The NHS in London has recently consulted on the development of four major trauma centres across the capital, to be in place by 2011-12. We believe that the people of Sussex deserve the same quality of care and should have access to it locally.
About the construction process
How long will construction take and when will it begin?
We plan to begin Stage 1 of the construction in late spring 2010, Stage 2 will begin in 2014 and the full development is expected to be complete by 2019.
How much noise and disruption will there be during construction?
We have been working with the major international contractors, Laing O'Rourke, to develop our outline plans for development on the site.
We have not yet chosen the building contractor who will ultimately build the new buildings. Once they have been selected, we will have a much better idea of the levels of noise and disruption which we can expect and when the most difficult times in the construction process will be. We have learnt from the construction of the new Childrens’ Hospital and are committed to minimizing disruption to patients, visitors, staff and local residents wherever possible.
If Laing O’Rourke were chosen, they have confirmed that they are fully committed to minimising the impacts of our construction site activities. As standard practice all Laing O’Rourke projects register with the Considerate Constructor’s Scheme where their average score is over 35/40 (categorised by Considerate Constructors as “an exceptionally good site”). Detailed project Environmental Plans ensure that mitigation and control measures for all environmental issues (including noise, dust, pollution and other possible disruption for our neighbours and other stakeholders), are fully integrated into Laing O’Rourke’s working practices from the inception of the design through to project delivery.
The re-build is taking place on site.

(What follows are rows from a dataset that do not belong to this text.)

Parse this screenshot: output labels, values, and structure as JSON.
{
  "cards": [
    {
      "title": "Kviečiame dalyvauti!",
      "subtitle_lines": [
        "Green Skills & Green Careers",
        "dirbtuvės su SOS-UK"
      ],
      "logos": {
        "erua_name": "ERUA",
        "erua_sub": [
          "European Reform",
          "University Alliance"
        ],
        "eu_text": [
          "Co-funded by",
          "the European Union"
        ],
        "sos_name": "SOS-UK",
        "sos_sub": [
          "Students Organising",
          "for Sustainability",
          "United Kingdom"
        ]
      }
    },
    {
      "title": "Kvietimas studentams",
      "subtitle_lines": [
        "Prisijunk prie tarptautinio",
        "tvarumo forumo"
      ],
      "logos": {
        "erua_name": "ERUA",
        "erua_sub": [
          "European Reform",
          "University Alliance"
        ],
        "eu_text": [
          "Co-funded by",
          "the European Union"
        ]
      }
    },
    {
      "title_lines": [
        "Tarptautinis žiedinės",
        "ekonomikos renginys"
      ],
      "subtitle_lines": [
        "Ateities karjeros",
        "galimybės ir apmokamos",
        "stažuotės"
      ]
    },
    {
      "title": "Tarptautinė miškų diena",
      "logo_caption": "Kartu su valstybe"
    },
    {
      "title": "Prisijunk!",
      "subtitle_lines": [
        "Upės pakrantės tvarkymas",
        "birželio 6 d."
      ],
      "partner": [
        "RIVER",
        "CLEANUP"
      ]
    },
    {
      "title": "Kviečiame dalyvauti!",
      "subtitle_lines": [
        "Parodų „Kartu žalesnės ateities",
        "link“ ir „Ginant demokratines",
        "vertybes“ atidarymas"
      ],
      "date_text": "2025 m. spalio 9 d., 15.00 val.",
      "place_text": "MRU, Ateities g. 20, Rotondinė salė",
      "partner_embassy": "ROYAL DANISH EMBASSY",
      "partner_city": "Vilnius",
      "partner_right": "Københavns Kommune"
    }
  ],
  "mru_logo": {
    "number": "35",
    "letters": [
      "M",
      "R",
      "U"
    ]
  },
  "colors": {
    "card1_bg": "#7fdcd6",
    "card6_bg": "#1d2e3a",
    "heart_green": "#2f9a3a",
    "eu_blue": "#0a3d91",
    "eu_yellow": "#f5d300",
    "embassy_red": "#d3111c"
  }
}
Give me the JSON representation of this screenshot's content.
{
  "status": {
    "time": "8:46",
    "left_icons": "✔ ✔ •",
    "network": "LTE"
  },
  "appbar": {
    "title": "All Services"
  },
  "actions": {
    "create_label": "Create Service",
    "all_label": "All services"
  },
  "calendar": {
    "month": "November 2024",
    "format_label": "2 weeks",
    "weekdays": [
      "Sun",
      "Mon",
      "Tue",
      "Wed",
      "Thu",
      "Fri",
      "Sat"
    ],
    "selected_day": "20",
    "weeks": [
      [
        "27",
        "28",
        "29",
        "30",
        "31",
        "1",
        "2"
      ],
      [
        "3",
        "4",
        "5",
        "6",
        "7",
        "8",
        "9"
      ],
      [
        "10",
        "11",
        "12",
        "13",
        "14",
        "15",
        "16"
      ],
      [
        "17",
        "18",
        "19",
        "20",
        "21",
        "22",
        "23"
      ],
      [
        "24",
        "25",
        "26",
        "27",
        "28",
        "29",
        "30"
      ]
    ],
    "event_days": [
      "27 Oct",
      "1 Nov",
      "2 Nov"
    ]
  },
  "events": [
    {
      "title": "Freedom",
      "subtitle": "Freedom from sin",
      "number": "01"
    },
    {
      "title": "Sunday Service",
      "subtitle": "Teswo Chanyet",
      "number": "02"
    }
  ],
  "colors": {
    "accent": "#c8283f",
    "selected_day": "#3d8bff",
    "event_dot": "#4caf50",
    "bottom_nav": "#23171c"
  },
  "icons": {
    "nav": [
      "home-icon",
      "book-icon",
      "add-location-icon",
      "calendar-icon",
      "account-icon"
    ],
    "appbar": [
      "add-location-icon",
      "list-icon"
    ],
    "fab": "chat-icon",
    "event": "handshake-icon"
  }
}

How will you continue to run the hospital when buildings are demolished?
The building work will take place in two stages. The first stage is scheduled to begin in Autumn 2010 where construction will start on the current site of the Jubilee block, Latilla building and Trust office headquarters. Services currently housed in these buildings include Trust offices, Nuclear Medicine, and wards for HIV, Oncology and Infectious Diseases and they will be re-housed at other suitable buildings nearby.
The relocation project itself is planned to begin in early 2010. Plans are now being developed which will include details of how and when each service will be moved and in what timescale.
About Princess Royal Hospital
Will the Princess Royal Hospital in Haywards Heath be affected?
The only change to PRH will be the move of the Regional Centre for Neurosciences (currently located at Hurstwood Park) to the new site in Brighton.